As edifying as these contemporary homages to Navajo weaving may be, there's nothing like the real thing. That's what the Denver Art Museum has to offer in Daisy! Master Navajo Weaver & Spinner, a brief retrospective surveying the work of Navajo weaver Daisy Tauglechee, who died in 1990 after a career that stretched from the 1930s to the 1980s.
Tauglechee is considered to be one of the greatest Navajo weavers, all of whom traditionally were women. She is associated with the Two Grey Hills style named for the New Mexico trading post close to where she grew up. The trading post is celebrating its centennial this year, and DAM planned the show to mark the anniversary. The eleven Tauglechee rugs on display have been culled from the museum's impressive permanent collection and from several private collectors.
The Two Grey Hills style is defined by geometric patterns and muted colors. Only natural-colored yarns are used, reflecting the real-life palette of sheep wool--white, gold, brown, tan and black, along with infinite variations of these shades. And Tauglechee's rugs are supreme examples of the style, which is one of the great classical traditions in twentieth-century weaving. Though this is a small exhibit, it's well worth seeing.

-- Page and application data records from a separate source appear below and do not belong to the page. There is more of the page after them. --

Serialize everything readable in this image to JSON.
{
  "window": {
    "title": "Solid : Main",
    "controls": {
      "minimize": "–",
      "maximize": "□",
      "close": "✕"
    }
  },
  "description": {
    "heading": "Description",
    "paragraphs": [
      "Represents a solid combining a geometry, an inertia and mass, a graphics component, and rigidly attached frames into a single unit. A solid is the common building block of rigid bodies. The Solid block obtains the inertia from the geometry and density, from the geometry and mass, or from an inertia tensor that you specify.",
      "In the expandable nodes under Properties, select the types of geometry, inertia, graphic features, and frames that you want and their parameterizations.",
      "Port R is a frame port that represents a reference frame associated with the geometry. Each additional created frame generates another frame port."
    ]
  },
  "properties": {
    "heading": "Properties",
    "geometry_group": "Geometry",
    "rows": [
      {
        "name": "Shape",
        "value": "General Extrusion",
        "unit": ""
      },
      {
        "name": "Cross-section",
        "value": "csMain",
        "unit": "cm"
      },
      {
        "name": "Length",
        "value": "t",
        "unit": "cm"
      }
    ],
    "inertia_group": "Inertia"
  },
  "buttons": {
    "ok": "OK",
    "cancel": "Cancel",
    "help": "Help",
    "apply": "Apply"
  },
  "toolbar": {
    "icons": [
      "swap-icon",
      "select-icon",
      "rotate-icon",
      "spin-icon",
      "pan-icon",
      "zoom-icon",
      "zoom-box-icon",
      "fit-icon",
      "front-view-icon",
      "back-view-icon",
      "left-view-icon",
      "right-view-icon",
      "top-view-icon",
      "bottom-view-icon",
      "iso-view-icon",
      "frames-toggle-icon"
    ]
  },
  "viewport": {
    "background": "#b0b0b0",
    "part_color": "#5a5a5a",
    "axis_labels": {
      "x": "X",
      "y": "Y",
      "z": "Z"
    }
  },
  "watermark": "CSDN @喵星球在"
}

These three fiber-art shows have more than one thread in common. The most obvious similarity is that they are populated almost entirely by women. So could sexism be behind the idea that art is superior to craft? Could this be one reason the art mainstream has long relegated the crafts to a position subservient to that of painting, which until the last twenty years was almost exclusively the realm of men?
We'll never know. But in the meantime, we all could stand to add a little fiber to our diets.
Contemporary Fine Art Quilting and American Tapestry Biennial I, through April 13 at the Foothills Art Center, 809 15th Street, Golden, 279-3922.
Daisy! Master Navajo Weaver & Spinner, through November 30 at the Denver Art Museum, 100 West 14th Avenue Parkway, 640-2793.